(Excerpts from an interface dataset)

※ ※ ※

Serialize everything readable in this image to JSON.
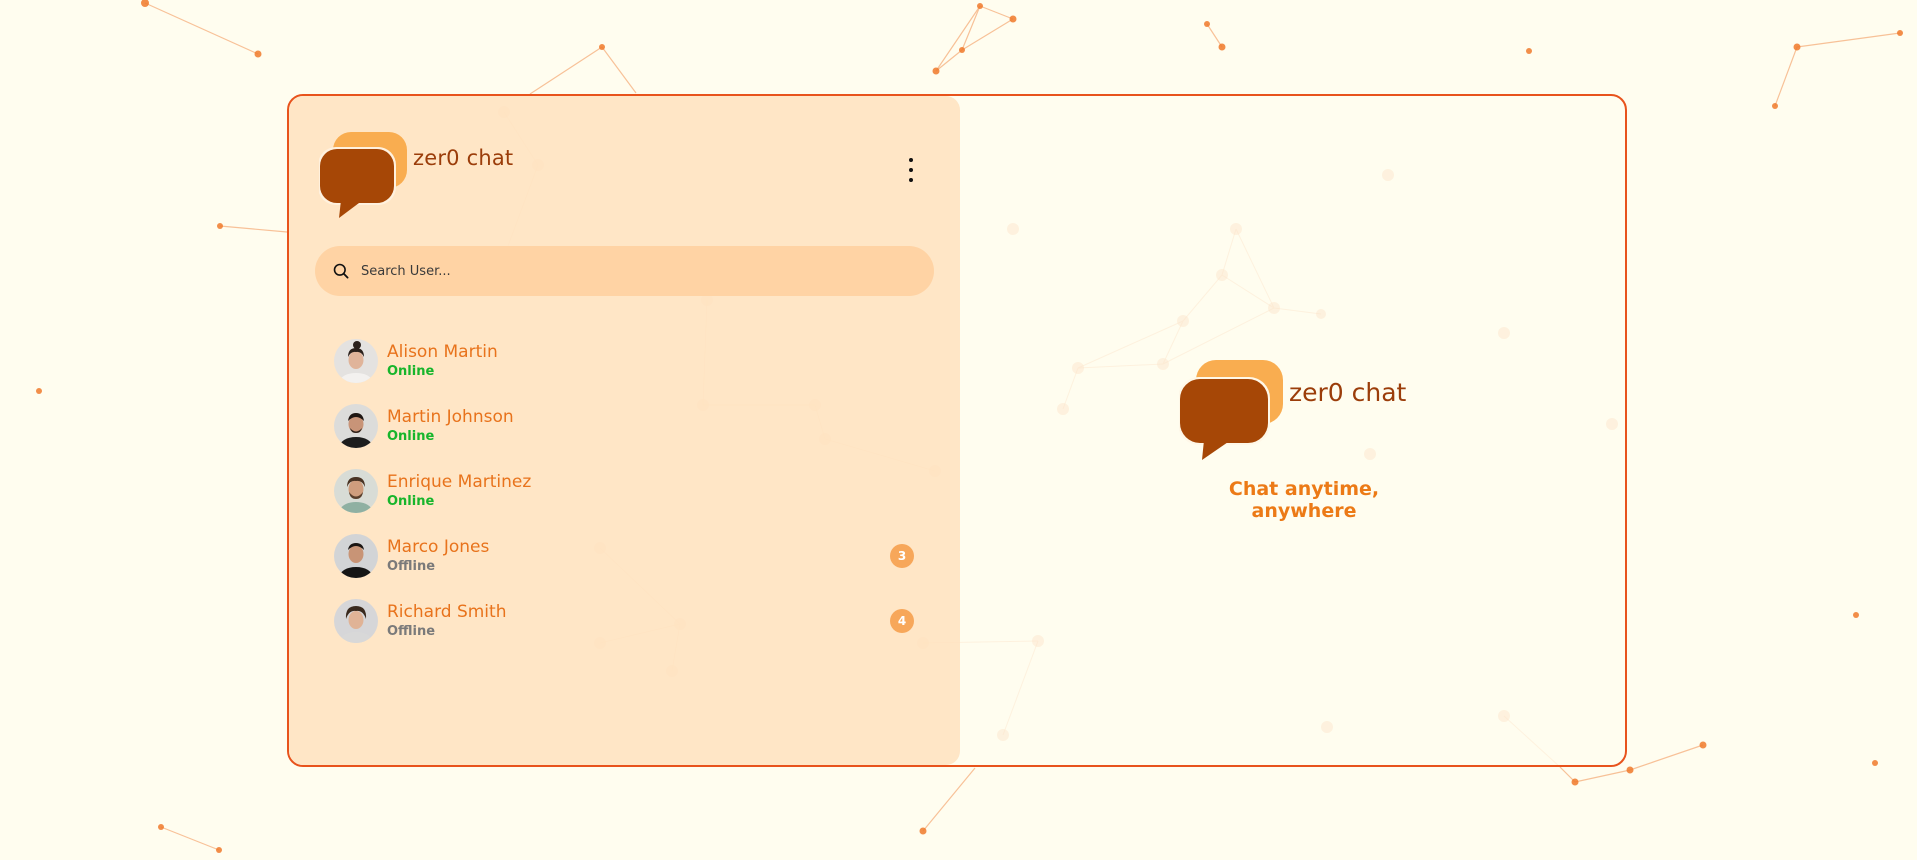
{
  "app": {
    "brand_name": "zer0 chat",
    "menu_icon": "kebab-menu-icon",
    "logo_icon": "chat-bubbles-logo-icon"
  },
  "search": {
    "placeholder": "Search User...",
    "icon": "search-icon"
  },
  "contacts": [
    {
      "name": "Alison Martin",
      "status": "Online",
      "unread": null
    },
    {
      "name": "Martin Johnson",
      "status": "Online",
      "unread": null
    },
    {
      "name": "Enrique Martinez",
      "status": "Online",
      "unread": null
    },
    {
      "name": "Marco Jones",
      "status": "Offline",
      "unread": "3"
    },
    {
      "name": "Richard Smith",
      "status": "Offline",
      "unread": "4"
    }
  ],
  "welcome": {
    "brand_name": "zer0 chat",
    "tagline": "Chat anytime, anywhere"
  },
  "colors": {
    "accent": "#e8731c",
    "brand_dark": "#a64706",
    "brand_light": "#f9ad50",
    "online": "#17b52b",
    "offline": "#7a7a7a",
    "border": "#e8531c",
    "background": "#fffdef",
    "sidebar": "#ffe2be",
    "search_bg": "#ffd3a4",
    "badge": "#f7a75a"
  }
}
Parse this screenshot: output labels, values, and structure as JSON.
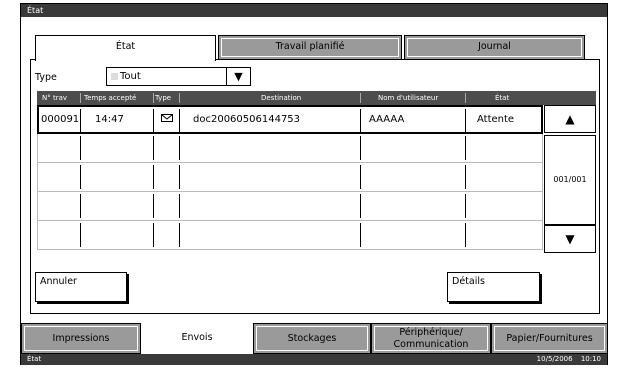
{
  "window": {
    "title": "État"
  },
  "top_tabs": [
    {
      "label": "État",
      "active": true
    },
    {
      "label": "Travail planifié",
      "active": false
    },
    {
      "label": "Journal",
      "active": false
    }
  ],
  "filter": {
    "label": "Type",
    "selected": "Tout"
  },
  "table": {
    "columns": [
      "N° trav",
      "Temps accepté",
      "Type",
      "Destination",
      "Nom d'utilisateur",
      "État"
    ],
    "rows": [
      {
        "job_no": "000091",
        "time": "14:47",
        "type_icon": "envelope-icon",
        "destination": "doc20060506144753",
        "user": "AAAAA",
        "status": "Attente"
      }
    ],
    "page": "001/001"
  },
  "buttons": {
    "cancel": "Annuler",
    "details": "Détails"
  },
  "bottom_tabs": [
    {
      "label": "Impressions",
      "active": false
    },
    {
      "label": "Envois",
      "active": true
    },
    {
      "label": "Stockages",
      "active": false
    },
    {
      "label": "Périphérique/ Communication",
      "active": false
    },
    {
      "label": "Papier/Fournitures",
      "active": false
    }
  ],
  "status_bar": {
    "left": "État",
    "date": "10/5/2006",
    "time": "10:10"
  }
}
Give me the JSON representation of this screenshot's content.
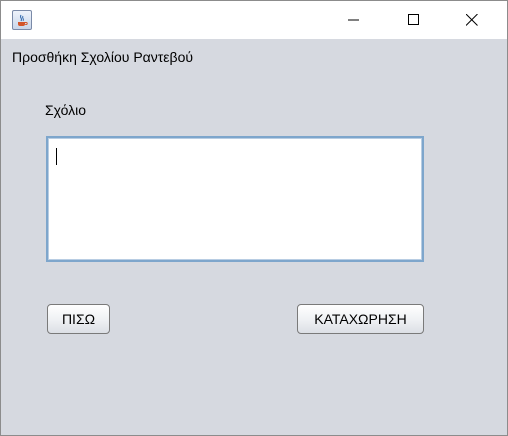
{
  "window": {
    "title": "",
    "icon": "java-icon",
    "controls": [
      "minimize-icon",
      "maximize-icon",
      "close-icon"
    ]
  },
  "form": {
    "header": "Προσθήκη Σχολίου Ραντεβού",
    "comment_label": "Σχόλιο",
    "comment_value": ""
  },
  "buttons": {
    "back_label": "ΠΙΣΩ",
    "submit_label": "ΚΑΤΑΧΩΡΗΣΗ"
  },
  "colors": {
    "background": "#d6d9e0",
    "focus_border": "#7ea6cc"
  }
}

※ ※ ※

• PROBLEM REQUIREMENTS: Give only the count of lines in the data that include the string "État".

• ANSWER BELOW: 4